■ INSTRUCTIONS TO FOLLOW
Find how many lines of the listing include the string "data", and report only that figure.

■ STUDY MATERIAL
- - - - - - -

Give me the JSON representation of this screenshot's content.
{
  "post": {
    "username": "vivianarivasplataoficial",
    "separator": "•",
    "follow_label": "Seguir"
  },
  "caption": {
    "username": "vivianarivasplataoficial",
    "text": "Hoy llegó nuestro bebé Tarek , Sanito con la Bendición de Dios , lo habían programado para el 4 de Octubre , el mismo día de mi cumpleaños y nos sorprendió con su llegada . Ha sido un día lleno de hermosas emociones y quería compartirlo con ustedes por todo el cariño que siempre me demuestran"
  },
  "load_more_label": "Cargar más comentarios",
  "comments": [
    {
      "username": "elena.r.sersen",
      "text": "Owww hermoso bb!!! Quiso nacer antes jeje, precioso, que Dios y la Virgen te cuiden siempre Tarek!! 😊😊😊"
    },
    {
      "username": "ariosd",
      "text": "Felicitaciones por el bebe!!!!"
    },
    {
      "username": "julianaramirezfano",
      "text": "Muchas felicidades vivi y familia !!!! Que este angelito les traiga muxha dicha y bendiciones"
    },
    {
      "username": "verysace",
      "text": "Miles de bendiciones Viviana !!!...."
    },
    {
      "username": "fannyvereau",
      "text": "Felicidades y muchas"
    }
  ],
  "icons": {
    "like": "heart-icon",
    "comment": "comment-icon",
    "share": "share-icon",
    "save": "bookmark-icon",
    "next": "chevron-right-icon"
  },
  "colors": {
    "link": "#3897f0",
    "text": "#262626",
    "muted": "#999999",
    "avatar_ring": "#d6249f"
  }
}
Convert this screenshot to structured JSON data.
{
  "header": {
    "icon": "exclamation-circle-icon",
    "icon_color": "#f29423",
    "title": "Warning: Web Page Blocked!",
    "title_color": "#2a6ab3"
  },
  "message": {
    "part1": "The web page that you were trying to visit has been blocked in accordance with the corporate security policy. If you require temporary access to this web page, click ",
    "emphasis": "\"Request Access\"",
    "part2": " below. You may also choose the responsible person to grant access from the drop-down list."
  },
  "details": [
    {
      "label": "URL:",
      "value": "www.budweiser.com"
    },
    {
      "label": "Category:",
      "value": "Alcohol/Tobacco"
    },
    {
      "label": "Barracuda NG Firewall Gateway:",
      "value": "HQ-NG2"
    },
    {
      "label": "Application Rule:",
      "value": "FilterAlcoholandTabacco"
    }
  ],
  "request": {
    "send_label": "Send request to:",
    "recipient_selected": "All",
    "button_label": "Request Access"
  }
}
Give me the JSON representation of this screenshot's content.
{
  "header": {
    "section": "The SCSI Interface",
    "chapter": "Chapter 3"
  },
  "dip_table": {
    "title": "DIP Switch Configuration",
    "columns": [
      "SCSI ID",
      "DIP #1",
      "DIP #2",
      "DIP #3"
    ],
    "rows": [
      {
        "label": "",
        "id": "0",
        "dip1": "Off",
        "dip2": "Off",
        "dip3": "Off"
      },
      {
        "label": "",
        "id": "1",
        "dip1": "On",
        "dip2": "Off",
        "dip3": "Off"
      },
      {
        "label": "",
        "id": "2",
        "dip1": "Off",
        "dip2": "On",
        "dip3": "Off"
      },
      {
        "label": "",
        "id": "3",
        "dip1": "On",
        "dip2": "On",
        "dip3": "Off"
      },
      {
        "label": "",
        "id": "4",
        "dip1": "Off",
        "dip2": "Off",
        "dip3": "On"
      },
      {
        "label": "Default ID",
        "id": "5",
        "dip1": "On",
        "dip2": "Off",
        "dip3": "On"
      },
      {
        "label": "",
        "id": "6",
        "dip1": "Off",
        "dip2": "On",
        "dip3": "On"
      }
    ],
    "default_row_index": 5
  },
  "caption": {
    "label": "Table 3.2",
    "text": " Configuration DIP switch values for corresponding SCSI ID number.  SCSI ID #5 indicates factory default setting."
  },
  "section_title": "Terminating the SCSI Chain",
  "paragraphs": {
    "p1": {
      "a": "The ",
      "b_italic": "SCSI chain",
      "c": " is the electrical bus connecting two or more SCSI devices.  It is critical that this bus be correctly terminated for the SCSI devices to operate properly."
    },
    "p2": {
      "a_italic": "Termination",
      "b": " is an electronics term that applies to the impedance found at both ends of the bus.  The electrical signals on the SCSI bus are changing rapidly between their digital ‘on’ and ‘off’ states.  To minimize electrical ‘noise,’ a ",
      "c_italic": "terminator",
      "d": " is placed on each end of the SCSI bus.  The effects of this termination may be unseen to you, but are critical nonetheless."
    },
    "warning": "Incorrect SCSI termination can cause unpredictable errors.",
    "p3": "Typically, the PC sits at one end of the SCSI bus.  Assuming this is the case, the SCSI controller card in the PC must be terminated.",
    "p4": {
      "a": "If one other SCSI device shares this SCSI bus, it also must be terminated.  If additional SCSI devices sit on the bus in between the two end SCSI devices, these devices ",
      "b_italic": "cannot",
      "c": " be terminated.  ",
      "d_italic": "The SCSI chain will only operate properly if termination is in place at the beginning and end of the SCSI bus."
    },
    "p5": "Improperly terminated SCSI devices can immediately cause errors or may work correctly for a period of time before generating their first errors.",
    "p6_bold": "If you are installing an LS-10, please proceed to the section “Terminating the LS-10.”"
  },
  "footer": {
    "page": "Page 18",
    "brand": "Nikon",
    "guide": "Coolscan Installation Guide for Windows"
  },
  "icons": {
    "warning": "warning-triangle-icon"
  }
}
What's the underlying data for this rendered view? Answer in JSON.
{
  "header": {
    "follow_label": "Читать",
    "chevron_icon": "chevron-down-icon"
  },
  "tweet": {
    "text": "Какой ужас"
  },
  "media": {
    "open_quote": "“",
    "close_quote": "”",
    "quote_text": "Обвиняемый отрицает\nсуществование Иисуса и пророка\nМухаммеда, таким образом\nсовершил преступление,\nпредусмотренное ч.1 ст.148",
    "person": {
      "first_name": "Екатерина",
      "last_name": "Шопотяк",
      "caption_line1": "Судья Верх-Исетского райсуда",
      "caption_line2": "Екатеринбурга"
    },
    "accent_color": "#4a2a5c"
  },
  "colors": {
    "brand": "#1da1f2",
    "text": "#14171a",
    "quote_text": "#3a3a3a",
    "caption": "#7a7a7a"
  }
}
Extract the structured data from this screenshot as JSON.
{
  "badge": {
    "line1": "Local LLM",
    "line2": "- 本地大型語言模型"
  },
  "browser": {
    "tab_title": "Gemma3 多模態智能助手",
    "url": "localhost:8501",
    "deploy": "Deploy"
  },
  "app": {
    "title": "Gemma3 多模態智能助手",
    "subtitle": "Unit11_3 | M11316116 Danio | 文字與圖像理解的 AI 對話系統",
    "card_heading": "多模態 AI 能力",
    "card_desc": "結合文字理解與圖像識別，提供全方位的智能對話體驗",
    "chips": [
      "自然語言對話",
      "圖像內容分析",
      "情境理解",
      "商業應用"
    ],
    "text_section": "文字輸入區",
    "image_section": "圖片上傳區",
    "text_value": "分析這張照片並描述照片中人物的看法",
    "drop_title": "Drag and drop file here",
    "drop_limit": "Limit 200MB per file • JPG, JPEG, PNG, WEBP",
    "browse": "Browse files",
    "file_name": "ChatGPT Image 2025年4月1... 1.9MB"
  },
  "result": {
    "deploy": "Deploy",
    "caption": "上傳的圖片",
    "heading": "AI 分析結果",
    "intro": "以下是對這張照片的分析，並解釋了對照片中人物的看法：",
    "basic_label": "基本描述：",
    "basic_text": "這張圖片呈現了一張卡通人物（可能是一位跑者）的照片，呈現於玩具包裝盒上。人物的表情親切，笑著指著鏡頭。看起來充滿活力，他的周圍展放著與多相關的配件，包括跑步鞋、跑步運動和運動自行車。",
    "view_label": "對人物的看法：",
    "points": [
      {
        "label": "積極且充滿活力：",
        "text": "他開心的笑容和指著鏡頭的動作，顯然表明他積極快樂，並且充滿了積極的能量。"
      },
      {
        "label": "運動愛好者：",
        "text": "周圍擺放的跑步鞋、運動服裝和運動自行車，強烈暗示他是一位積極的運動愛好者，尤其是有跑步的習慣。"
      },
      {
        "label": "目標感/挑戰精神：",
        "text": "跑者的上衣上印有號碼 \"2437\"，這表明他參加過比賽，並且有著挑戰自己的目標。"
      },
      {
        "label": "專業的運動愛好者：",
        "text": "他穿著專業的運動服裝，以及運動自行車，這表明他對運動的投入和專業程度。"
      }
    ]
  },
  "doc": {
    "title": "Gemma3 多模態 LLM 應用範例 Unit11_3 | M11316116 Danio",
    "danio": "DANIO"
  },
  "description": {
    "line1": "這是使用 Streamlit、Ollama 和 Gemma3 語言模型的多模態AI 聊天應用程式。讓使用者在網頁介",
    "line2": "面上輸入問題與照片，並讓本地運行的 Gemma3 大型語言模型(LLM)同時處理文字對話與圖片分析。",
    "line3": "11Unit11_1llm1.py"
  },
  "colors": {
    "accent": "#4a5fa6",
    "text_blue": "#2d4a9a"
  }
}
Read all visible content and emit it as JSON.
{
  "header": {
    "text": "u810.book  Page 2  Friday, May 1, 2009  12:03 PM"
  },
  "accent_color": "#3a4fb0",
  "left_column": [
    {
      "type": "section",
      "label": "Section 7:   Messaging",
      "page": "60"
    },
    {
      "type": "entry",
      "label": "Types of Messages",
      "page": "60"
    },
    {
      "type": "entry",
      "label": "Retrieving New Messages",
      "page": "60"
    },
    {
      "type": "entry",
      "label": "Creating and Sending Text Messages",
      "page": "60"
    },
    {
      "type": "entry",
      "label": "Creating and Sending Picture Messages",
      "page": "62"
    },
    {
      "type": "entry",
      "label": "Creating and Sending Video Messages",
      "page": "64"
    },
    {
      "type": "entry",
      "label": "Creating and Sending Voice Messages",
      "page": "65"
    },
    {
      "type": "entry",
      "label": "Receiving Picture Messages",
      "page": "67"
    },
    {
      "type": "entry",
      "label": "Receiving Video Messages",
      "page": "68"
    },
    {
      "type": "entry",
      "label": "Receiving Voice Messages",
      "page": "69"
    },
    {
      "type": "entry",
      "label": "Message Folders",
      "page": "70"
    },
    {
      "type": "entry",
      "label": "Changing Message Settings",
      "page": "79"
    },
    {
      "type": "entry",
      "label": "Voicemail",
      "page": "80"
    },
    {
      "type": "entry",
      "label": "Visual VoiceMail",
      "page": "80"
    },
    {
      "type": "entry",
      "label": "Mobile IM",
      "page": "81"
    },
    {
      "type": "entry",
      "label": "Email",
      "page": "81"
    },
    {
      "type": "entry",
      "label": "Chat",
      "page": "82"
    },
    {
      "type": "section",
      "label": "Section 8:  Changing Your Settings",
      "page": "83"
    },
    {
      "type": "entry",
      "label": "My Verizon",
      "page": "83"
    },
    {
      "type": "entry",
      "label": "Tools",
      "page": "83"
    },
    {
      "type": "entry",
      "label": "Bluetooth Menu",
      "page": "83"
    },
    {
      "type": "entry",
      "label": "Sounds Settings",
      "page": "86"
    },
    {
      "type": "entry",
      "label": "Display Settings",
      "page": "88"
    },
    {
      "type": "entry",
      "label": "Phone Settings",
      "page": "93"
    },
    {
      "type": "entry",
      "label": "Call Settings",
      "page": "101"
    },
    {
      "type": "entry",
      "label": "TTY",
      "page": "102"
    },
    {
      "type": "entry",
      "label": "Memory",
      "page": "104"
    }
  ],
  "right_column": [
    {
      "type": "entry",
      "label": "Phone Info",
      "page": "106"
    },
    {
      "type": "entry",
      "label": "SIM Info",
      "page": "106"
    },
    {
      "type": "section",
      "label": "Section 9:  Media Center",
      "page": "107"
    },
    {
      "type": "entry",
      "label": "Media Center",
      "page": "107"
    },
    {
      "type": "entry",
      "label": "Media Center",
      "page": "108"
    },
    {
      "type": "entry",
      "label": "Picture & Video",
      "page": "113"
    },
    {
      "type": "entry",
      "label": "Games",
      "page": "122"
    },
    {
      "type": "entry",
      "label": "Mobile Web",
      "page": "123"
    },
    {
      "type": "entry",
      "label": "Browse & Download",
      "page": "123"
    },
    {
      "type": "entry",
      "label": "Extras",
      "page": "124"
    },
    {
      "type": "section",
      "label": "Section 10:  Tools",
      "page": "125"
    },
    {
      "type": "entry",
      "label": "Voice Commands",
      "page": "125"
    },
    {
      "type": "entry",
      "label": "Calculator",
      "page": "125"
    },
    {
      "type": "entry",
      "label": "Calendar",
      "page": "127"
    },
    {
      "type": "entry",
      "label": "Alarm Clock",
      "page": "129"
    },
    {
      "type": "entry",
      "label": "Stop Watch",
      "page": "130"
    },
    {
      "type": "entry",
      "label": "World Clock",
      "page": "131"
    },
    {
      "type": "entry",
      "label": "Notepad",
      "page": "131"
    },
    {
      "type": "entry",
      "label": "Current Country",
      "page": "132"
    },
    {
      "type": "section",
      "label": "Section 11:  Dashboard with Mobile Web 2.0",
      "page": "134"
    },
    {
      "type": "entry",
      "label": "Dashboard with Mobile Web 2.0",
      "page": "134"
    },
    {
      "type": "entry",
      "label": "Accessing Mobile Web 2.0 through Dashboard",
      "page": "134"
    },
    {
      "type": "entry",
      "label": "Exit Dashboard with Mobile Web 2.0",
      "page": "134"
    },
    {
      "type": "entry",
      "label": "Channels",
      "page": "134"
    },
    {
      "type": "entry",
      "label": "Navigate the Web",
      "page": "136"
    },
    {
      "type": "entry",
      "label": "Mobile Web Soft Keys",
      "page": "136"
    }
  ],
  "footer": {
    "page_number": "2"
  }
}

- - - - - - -

■ SOLUTION
3